You will also see that there have been some changes to this version from the previous version.   Just use your StarID to login, all you existing videos will be available in the site.  There are a few new features in this version of Mediaspace.    I have also updated the getting started document that I originally distributed to make adjustments for the new version.  Once we are confident that you have made the transition to the new version, we will start broadening the use to other campuses and to faculty / staff use.  Expect more announcements to come over the next couple weeks.

New Features

Direct links to videos can now be used.  The steps to follow

  1. Click on your Video title from your My Media listing
  2. Click on the Action button (below the video player box, to the right)
  3. Select “+ Publish”
  4. Chance the privacy settings to “Unlisted”
  5. Click on the “Share” button
  6. Copy link and send out.

Embedding can use an Iframe or the standard legacy embed.  

  • The embedding feature will now have the necessary security measures in place so that the D2L mixed content issues will not be present.

Downloading a copy of the video

  • You can now download a copy of the video from MediaSpace.  If you are the owner of the video, when you select the “Edit” screen for the video, the player will have a “Download” option in the middle of the screen.  This will allow an MPEG moving file to be downloaded to your workstation.  This is only available in the “Edit” screen player, so only the owner of the video will have the ability to download it from MediaSpace.



Todd R. Digby

System Director of Academic Technology

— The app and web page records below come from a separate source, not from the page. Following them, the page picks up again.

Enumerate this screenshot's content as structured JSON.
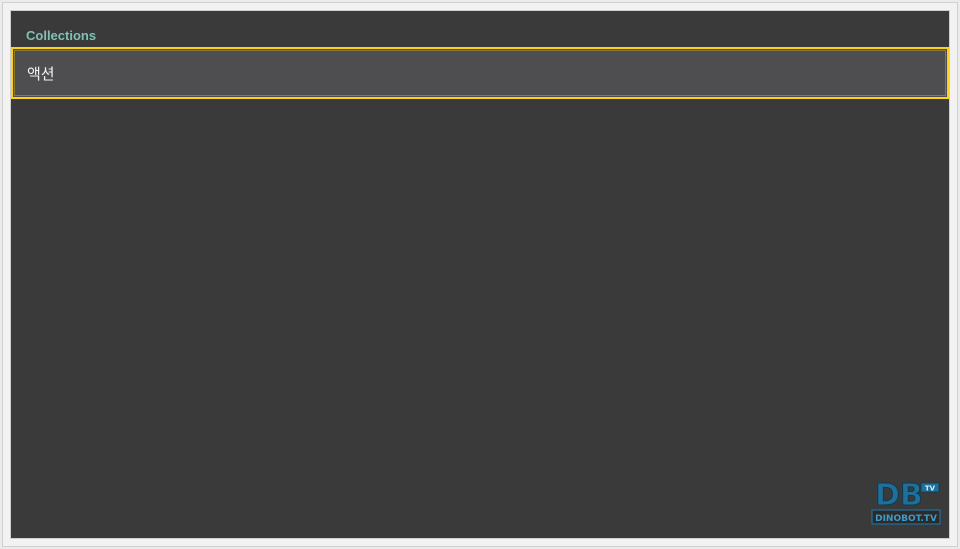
{
  "section": {
    "title": "Collections"
  },
  "list": {
    "items": [
      {
        "label": "액션"
      }
    ]
  },
  "watermark": {
    "logo_letters": "DB",
    "logo_text": "DINOBOT.TV",
    "tv_badge": "TV"
  },
  "colors": {
    "background": "#3a3a3a",
    "header_accent": "#7fc1b4",
    "focus_border": "#ffd21a",
    "item_background": "#4e4d4f"
  }
}
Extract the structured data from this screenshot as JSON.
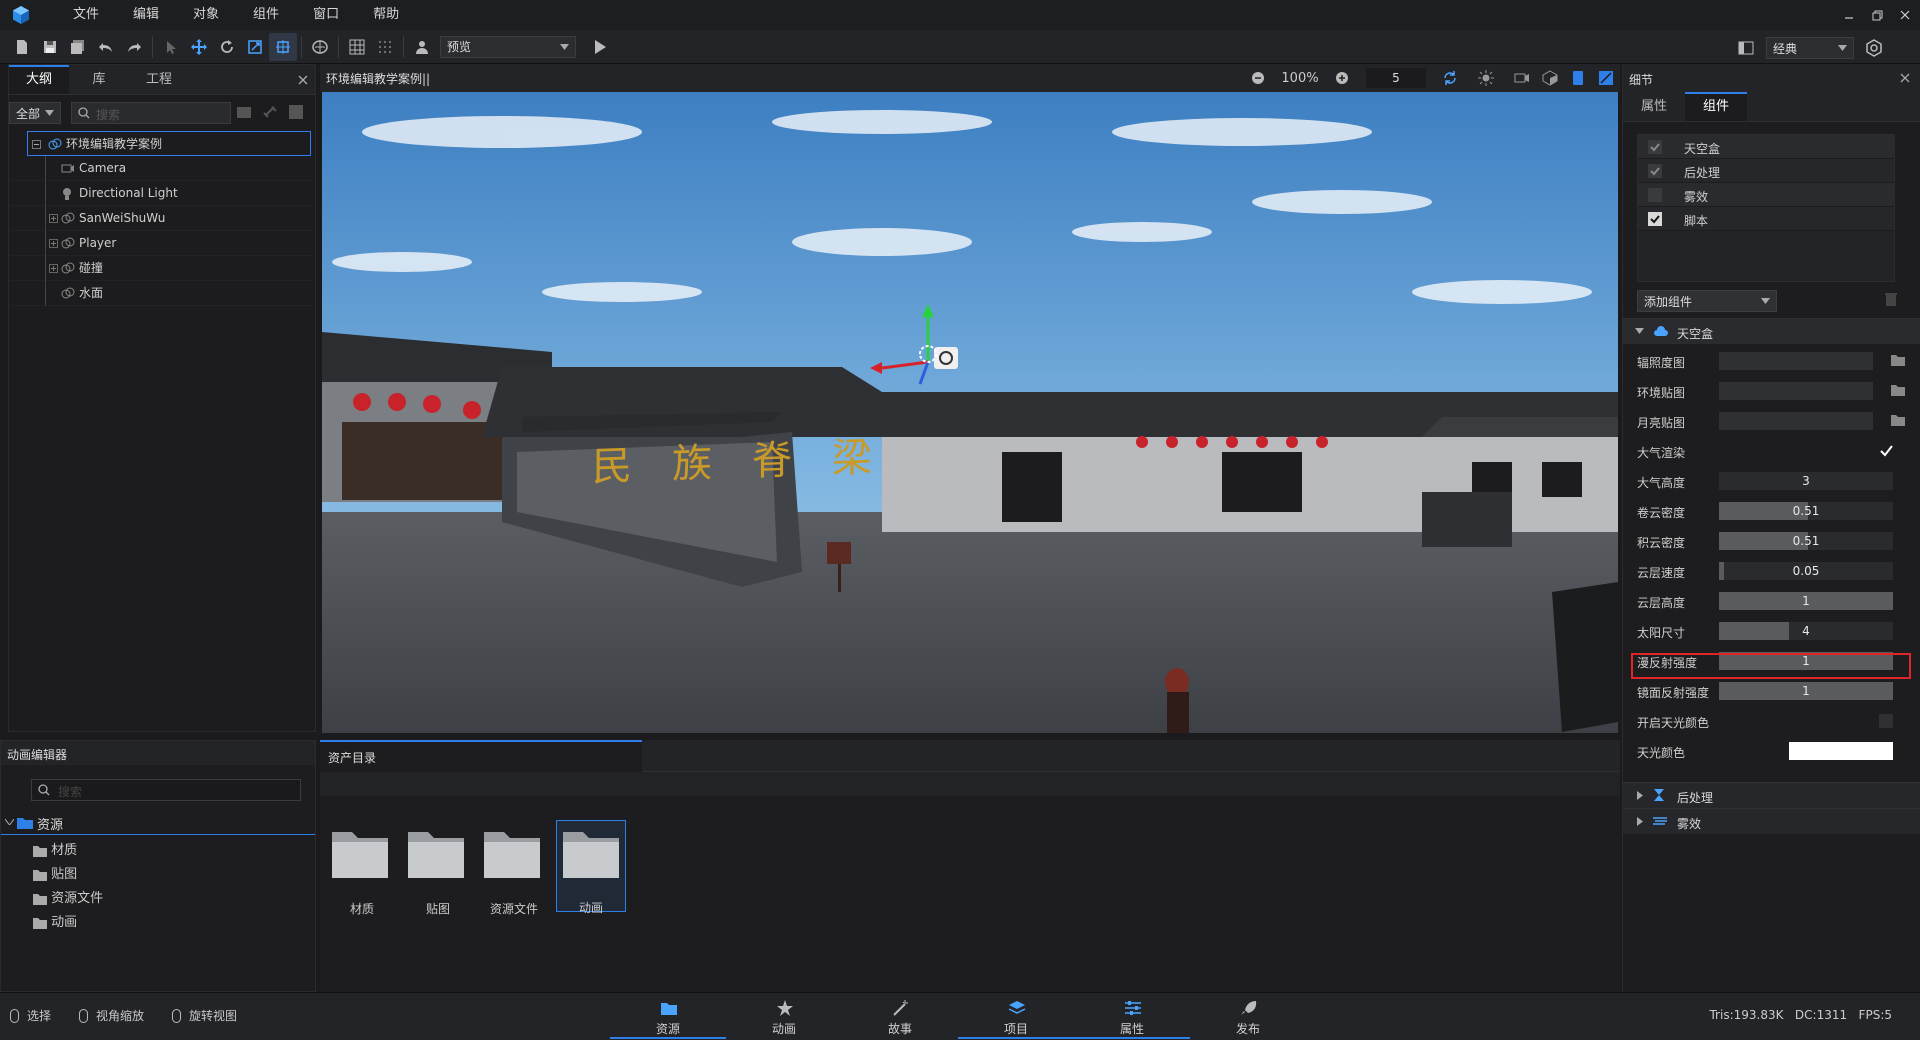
{
  "menu": {
    "items": [
      "文件",
      "编辑",
      "对象",
      "组件",
      "窗口",
      "帮助"
    ]
  },
  "toolbar": {
    "preview_label": "预览",
    "layout_label": "经典"
  },
  "outline": {
    "tabs": [
      "大纲",
      "库",
      "工程"
    ],
    "filter_label": "全部",
    "search_placeholder": "搜索",
    "items": [
      {
        "label": "环境编辑教学案例",
        "icon": "group-icon"
      },
      {
        "label": "Camera",
        "icon": "camera-icon"
      },
      {
        "label": "Directional Light",
        "icon": "light-icon"
      },
      {
        "label": "SanWeiShuWu",
        "icon": "group-icon"
      },
      {
        "label": "Player",
        "icon": "group-icon"
      },
      {
        "label": "碰撞",
        "icon": "group-icon"
      },
      {
        "label": "水面",
        "icon": "group-icon"
      }
    ]
  },
  "viewport": {
    "title": "环境编辑教学案例||",
    "zoom": "100%",
    "speed": "5",
    "sign_text": "民族脊梁"
  },
  "details": {
    "title": "细节",
    "tabs": [
      "属性",
      "组件"
    ],
    "components": [
      {
        "label": "天空盒",
        "checked": true,
        "dim": true
      },
      {
        "label": "后处理",
        "checked": true,
        "dim": true
      },
      {
        "label": "雾效",
        "checked": false,
        "dim": true
      },
      {
        "label": "脚本",
        "checked": true,
        "dim": false
      }
    ],
    "add_component": "添加组件",
    "skybox_section": "天空盒",
    "properties": [
      {
        "label": "辐照度图",
        "type": "texture"
      },
      {
        "label": "环境贴图",
        "type": "texture"
      },
      {
        "label": "月亮贴图",
        "type": "texture"
      },
      {
        "label": "大气渲染",
        "type": "check",
        "checked": true
      },
      {
        "label": "大气高度",
        "type": "slider",
        "value": "3",
        "fraction": 0
      },
      {
        "label": "卷云密度",
        "type": "slider",
        "value": "0.51",
        "fraction": 0.51
      },
      {
        "label": "积云密度",
        "type": "slider",
        "value": "0.51",
        "fraction": 0.51
      },
      {
        "label": "云层速度",
        "type": "slider",
        "value": "0.05",
        "fraction": 0.03
      },
      {
        "label": "云层高度",
        "type": "slider",
        "value": "1",
        "fraction": 1
      },
      {
        "label": "太阳尺寸",
        "type": "slider",
        "value": "4",
        "fraction": 0.4
      },
      {
        "label": "漫反射强度",
        "type": "slider",
        "value": "1",
        "fraction": 1
      },
      {
        "label": "镜面反射强度",
        "type": "slider",
        "value": "1",
        "fraction": 1
      },
      {
        "label": "开启天光颜色",
        "type": "check",
        "checked": false
      },
      {
        "label": "天光颜色",
        "type": "color",
        "color": "#ffffff"
      }
    ],
    "collapsed_sections": [
      "后处理",
      "雾效"
    ]
  },
  "anim_editor": {
    "title": "动画编辑器",
    "search_placeholder": "搜索",
    "root": "资源",
    "children": [
      "材质",
      "贴图",
      "资源文件",
      "动画"
    ]
  },
  "assets": {
    "tab": "资产目录",
    "folders": [
      "材质",
      "贴图",
      "资源文件",
      "动画"
    ],
    "selected": "动画"
  },
  "statusbar": {
    "tools": [
      "选择",
      "视角缩放",
      "旋转视图"
    ],
    "nav": [
      "资源",
      "动画",
      "故事",
      "项目",
      "属性",
      "发布"
    ],
    "stats": "Tris:193.83K   DC:1311   FPS:5"
  },
  "colors": {
    "accent": "#2f7fe8",
    "highlight": "#e0252a",
    "sky_top": "#3f82c6"
  }
}
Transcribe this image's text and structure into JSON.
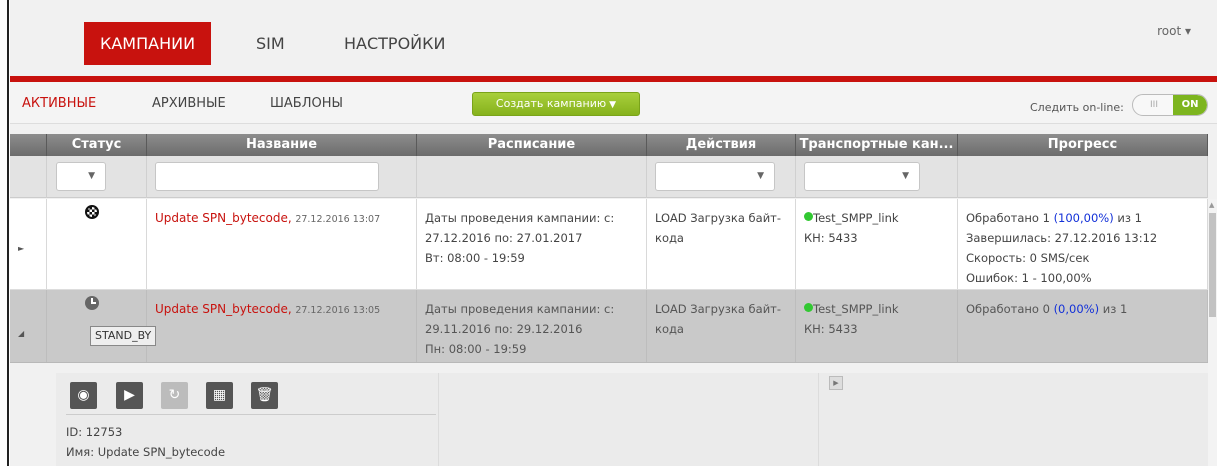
{
  "nav": {
    "tabs": [
      "КАМПАНИИ",
      "SIM",
      "НАСТРОЙКИ"
    ],
    "user": "root ▾"
  },
  "subnav": {
    "tabs": [
      "АКТИВНЫЕ",
      "АРХИВНЫЕ",
      "ШАБЛОНЫ"
    ],
    "create_label": "Создать кампанию",
    "online_label": "Следить on-line:",
    "toggle_off": "III",
    "toggle_on": "ON"
  },
  "grid": {
    "headers": [
      "Статус",
      "Название",
      "Расписание",
      "Действия",
      "Транспортные кан...",
      "Прогресс"
    ],
    "rows": [
      {
        "name": "Update SPN_bytecode,",
        "date": "27.12.2016 13:07",
        "schedule": [
          "Даты проведения кампании: с:",
          "27.12.2016 по: 27.01.2017",
          "Вт: 08:00 - 19:59"
        ],
        "action": [
          "LOAD Загрузка байт-",
          "кода"
        ],
        "transport": [
          "Test_SMPP_link",
          "КН: 5433"
        ],
        "progress": {
          "line1_pre": "Обработано 1 ",
          "line1_pct": "(100,00%)",
          "line1_post": " из 1",
          "line2": "Завершилась: 27.12.2016 13:12",
          "line3": "Скорость: 0 SMS/сек",
          "line4": "Ошибок: 1 - 100,00%"
        }
      },
      {
        "name": "Update SPN_bytecode,",
        "date": "27.12.2016 13:05",
        "schedule": [
          "Даты проведения кампании: с:",
          "29.11.2016 по: 29.12.2016",
          "Пн: 08:00 - 19:59"
        ],
        "action": [
          "LOAD Загрузка байт-",
          "кода"
        ],
        "transport": [
          "Test_SMPP_link",
          "КН: 5433"
        ],
        "progress": {
          "line1_pre": "Обработано 0 ",
          "line1_pct": "(0,00%)",
          "line1_post": " из 1"
        },
        "tooltip": "STAND_BY"
      }
    ]
  },
  "details": {
    "id_line": "ID: 12753",
    "name_line": "Имя: Update SPN_bytecode"
  },
  "colors": {
    "accent": "#c8120e",
    "create_button": "#95c02a",
    "toggle_on": "#7db51f",
    "link": "#c8120e",
    "percent": "#1230d8"
  }
}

Minnesota State Colleges and Universities

30 7th St. E., Suite 350 | St. Paul, MN 55101-7804 | 651-201-1812 l 612-803-4922 (cell)  |